If your cat has a tooth that is damaged beyond repair, an extraction may be required. Here, our Everett vets share some info about what you can expect from your cat's tooth extraction surgery.
Tooth Extractions in Cats
A cat tooth extraction is when your cat's tooth is surgically removed by a veterinarian. Extractions can go as deep as the roots or might stop at removing the dental crown (the part of the tooth which is visible above the gums)
Why a Tooth May Require Extraction
When a tooth is damaged beyond repair, it is important to remove it to prevent infection and pain caused by the dead tooth. In most situations, this decay is caused by periodontal (gum) disease.
Gum disease is caused by a build-up of plaque on your cat's teeth that eventually hardens into a substance called calculus or tartar. When not removed, the hardened tartar will cause pockets of infection between the gum line and the teeth, leading to gum erosion and tooth decay. You can help prevent gum disease with at-home dental care and regularly scheduled professional dental appointments.
Cats are also susceptible to a condition called feline tooth resorption.
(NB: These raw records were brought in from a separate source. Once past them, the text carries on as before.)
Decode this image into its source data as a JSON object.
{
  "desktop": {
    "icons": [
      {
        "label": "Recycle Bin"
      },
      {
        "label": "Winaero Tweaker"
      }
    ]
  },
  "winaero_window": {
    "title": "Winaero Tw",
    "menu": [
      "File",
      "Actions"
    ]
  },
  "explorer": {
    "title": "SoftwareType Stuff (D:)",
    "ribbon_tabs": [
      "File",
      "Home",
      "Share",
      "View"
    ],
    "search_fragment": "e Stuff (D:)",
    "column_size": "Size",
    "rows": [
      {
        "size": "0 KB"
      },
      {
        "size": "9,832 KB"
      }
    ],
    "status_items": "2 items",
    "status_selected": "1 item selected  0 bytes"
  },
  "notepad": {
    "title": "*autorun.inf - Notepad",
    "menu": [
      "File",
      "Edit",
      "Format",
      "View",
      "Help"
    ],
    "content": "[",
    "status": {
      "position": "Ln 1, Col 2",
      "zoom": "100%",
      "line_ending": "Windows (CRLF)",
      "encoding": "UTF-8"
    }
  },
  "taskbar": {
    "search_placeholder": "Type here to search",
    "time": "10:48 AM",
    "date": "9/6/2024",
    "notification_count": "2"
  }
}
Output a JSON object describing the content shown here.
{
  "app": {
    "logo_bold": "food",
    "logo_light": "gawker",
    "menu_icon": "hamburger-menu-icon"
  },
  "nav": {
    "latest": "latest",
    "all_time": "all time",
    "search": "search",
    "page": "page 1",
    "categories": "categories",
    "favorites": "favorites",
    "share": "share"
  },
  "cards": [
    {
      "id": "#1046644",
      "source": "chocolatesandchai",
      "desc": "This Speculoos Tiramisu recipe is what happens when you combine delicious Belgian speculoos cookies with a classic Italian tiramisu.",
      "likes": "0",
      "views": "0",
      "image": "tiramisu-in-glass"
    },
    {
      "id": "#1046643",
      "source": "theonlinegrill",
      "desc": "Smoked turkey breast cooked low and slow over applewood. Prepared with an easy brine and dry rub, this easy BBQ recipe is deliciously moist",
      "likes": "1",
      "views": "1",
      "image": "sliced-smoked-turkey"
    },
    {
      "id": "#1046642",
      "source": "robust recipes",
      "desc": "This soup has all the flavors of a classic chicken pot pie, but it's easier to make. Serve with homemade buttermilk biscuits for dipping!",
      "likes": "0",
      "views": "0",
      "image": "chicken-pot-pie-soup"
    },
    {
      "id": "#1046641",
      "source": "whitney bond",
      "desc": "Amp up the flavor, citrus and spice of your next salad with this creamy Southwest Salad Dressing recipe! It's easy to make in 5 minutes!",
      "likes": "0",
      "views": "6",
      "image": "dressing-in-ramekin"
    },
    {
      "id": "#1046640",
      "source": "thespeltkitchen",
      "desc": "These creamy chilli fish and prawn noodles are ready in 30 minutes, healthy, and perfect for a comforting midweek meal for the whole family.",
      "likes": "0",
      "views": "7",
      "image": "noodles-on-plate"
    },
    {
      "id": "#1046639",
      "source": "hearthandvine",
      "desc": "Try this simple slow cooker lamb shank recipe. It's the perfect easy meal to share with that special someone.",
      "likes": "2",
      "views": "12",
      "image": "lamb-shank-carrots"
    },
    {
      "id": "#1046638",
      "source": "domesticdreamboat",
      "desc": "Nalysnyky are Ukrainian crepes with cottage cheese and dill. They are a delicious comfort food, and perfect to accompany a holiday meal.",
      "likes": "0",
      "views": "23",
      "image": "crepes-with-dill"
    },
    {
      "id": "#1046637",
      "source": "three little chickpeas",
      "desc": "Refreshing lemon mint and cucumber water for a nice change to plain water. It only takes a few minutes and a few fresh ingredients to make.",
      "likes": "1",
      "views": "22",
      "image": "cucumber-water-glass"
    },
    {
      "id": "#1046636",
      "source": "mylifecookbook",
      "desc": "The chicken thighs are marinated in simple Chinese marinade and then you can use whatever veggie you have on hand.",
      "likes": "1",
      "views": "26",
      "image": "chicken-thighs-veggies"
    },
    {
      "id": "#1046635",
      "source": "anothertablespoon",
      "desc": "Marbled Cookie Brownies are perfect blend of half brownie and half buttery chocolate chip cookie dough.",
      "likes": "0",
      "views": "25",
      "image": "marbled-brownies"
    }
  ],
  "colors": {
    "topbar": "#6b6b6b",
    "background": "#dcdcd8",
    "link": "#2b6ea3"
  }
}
Feline tooth resorption is when painful erosions develop on a cat's tooth or teeth and begin breaking down the structures that form the tooth. Unfortunately, there is no way to prevent feline tooth resorption and the teeth experiencing resorption almost always need to be extracted.
The Tooth Extraction Process
When you bring your cat in for an extraction they will be given general anesthesia. Cat veterinary dentists do this to ensure the safety and comfort of your cat. Before the procedure takes place, your vet will likely recommend the appropriate diagnostic tests to ensure they are healthy enough to undergo anesthesia. These tests may include bloodwork, X-rays, or an EKG.
During the surgery, your cat will be continuously monitored by a veterinary technician who will administer pain medication and ensure your cat's vitals remain stable.
Depending on the teeth that are being removed, including their size and location, there is a variety of techniques that your vet may use for the extraction.
Your Cat's Recovery
After a tooth extraction surgery, it is normal for your cat to feel some sensitivity for anywhere from 1 - 2 weeks. For more complex procedures, pain relief medication may be prescribed by your vet for a few days following the surgery.
Cats typically don't "chew" their food the same way humans do. Their teeth are mainly for ripping apart pieces of meat and when it comes to kibble it's not unusual for them to swallow whole pieces. So while you don't need to worry about your cat eating in the long run, you should still soften their kibble with warm water or switch to canned, wet food for a few days after surgery as their mouth will be sore.
Complications are rare after veterinary dental surgery, but that doesn't mean you shouldn't monitor your kitty's mouth. Keep an eye out for any signs of excess bleeding, swelling, or infection. Infection may be characterized by redness, pus, or a bad odor.
Your vet will likely want to schedule a follow-up appointment with you to ensure everything is healing as it should. Talk to your vet about any other special care requirements your cat may need.
Note: The advice provided in this post is intended for informational purposes and does not constitute medical advice regarding pets. For an accurate diagnosis of your pet's condition, please make an appointment with your vet.